- ASSIGNMENT -
Please return the entries, omitting and altering nothing.
[[ PROVIDED DATA open ]]
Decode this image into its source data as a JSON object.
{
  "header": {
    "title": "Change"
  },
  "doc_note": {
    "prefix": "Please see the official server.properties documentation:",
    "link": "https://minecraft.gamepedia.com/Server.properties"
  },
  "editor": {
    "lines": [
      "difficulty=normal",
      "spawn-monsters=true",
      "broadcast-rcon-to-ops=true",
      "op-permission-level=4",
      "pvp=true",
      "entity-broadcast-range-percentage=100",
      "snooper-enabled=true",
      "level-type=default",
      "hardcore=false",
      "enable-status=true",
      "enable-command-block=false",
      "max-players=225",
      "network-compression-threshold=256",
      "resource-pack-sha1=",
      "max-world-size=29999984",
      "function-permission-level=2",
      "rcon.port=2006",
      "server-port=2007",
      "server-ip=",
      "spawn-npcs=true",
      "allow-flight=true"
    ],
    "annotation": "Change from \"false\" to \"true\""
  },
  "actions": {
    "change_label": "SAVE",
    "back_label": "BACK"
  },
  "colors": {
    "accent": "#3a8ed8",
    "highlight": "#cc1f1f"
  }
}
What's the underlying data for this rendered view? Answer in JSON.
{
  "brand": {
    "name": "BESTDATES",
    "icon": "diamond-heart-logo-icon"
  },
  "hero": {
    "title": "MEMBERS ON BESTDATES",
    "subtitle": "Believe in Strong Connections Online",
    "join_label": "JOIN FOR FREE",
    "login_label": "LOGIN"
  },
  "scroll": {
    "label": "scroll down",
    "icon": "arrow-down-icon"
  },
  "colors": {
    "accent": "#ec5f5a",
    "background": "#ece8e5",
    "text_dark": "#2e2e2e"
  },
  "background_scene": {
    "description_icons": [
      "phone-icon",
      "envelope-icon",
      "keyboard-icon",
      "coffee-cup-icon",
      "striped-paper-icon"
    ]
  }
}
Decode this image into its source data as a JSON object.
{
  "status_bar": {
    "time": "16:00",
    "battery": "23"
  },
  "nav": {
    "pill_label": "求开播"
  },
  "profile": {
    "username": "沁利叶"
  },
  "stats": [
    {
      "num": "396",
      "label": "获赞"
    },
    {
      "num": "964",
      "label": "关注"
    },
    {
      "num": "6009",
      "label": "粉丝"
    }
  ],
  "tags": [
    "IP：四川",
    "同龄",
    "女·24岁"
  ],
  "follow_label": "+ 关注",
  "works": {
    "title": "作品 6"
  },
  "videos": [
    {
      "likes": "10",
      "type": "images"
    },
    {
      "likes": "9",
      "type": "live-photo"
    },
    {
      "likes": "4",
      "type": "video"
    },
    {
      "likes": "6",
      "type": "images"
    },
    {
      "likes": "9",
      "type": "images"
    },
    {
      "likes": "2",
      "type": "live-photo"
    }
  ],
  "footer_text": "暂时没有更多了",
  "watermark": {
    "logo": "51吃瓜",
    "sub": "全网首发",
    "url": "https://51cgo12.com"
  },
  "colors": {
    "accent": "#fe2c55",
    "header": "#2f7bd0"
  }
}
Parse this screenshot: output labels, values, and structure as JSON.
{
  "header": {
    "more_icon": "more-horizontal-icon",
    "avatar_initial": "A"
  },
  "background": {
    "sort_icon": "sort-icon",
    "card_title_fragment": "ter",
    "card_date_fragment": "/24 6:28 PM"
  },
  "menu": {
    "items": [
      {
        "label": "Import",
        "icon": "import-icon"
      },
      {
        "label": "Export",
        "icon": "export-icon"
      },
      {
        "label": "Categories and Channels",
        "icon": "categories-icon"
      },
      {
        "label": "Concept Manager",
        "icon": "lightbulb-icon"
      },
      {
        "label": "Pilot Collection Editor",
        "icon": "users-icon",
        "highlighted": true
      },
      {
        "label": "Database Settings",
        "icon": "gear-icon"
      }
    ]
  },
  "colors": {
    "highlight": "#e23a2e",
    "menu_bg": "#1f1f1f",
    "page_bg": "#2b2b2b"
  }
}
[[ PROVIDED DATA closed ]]
- TASK ANSWER -
Decode this image into its source data as a JSON object.
{
  "header": {
    "title": "Change"
  },
  "doc_note": {
    "prefix": "Please see the official server.properties documentation:",
    "link": "https://minecraft.gamepedia.com/Server.properties"
  },
  "editor": {
    "lines": [
      "difficulty=normal",
      "spawn-monsters=true",
      "broadcast-rcon-to-ops=true",
      "op-permission-level=4",
      "pvp=true",
      "entity-broadcast-range-percentage=100",
      "snooper-enabled=true",
      "level-type=default",
      "hardcore=false",
      "enable-status=true",
      "enable-command-block=false",
      "max-players=225",
      "network-compression-threshold=256",
      "resource-pack-sha1=",
      "max-world-size=29999984",
      "function-permission-level=2",
      "rcon.port=2006",
      "server-port=2007",
      "server-ip=",
      "spawn-npcs=true",
      "allow-flight=true"
    ],
    "annotation": "Change from \"false\" to \"true\""
  },
  "actions": {
    "change_label": "SAVE",
    "back_label": "BACK"
  },
  "colors": {
    "accent": "#3a8ed8",
    "highlight": "#cc1f1f"
  }
}
What's the underlying data for this rendered view? Answer in JSON.
{
  "brand": {
    "name": "BESTDATES",
    "icon": "diamond-heart-logo-icon"
  },
  "hero": {
    "title": "MEMBERS ON BESTDATES",
    "subtitle": "Believe in Strong Connections Online",
    "join_label": "JOIN FOR FREE",
    "login_label": "LOGIN"
  },
  "scroll": {
    "label": "scroll down",
    "icon": "arrow-down-icon"
  },
  "colors": {
    "accent": "#ec5f5a",
    "background": "#ece8e5",
    "text_dark": "#2e2e2e"
  },
  "background_scene": {
    "description_icons": [
      "phone-icon",
      "envelope-icon",
      "keyboard-icon",
      "coffee-cup-icon",
      "striped-paper-icon"
    ]
  }
}
Decode this image into its source data as a JSON object.
{
  "status_bar": {
    "time": "16:00",
    "battery": "23"
  },
  "nav": {
    "pill_label": "求开播"
  },
  "profile": {
    "username": "沁利叶"
  },
  "stats": [
    {
      "num": "396",
      "label": "获赞"
    },
    {
      "num": "964",
      "label": "关注"
    },
    {
      "num": "6009",
      "label": "粉丝"
    }
  ],
  "tags": [
    "IP：四川",
    "同龄",
    "女·24岁"
  ],
  "follow_label": "+ 关注",
  "works": {
    "title": "作品 6"
  },
  "videos": [
    {
      "likes": "10",
      "type": "images"
    },
    {
      "likes": "9",
      "type": "live-photo"
    },
    {
      "likes": "4",
      "type": "video"
    },
    {
      "likes": "6",
      "type": "images"
    },
    {
      "likes": "9",
      "type": "images"
    },
    {
      "likes": "2",
      "type": "live-photo"
    }
  ],
  "footer_text": "暂时没有更多了",
  "watermark": {
    "logo": "51吃瓜",
    "sub": "全网首发",
    "url": "https://51cgo12.com"
  },
  "colors": {
    "accent": "#fe2c55",
    "header": "#2f7bd0"
  }
}
Parse this screenshot: output labels, values, and structure as JSON.
{
  "header": {
    "more_icon": "more-horizontal-icon",
    "avatar_initial": "A"
  },
  "background": {
    "sort_icon": "sort-icon",
    "card_title_fragment": "ter",
    "card_date_fragment": "/24 6:28 PM"
  },
  "menu": {
    "items": [
      {
        "label": "Import",
        "icon": "import-icon"
      },
      {
        "label": "Export",
        "icon": "export-icon"
      },
      {
        "label": "Categories and Channels",
        "icon": "categories-icon"
      },
      {
        "label": "Concept Manager",
        "icon": "lightbulb-icon"
      },
      {
        "label": "Pilot Collection Editor",
        "icon": "users-icon",
        "highlighted": true
      },
      {
        "label": "Database Settings",
        "icon": "gear-icon"
      }
    ]
  },
  "colors": {
    "highlight": "#e23a2e",
    "menu_bg": "#1f1f1f",
    "page_bg": "#2b2b2b"
  }
}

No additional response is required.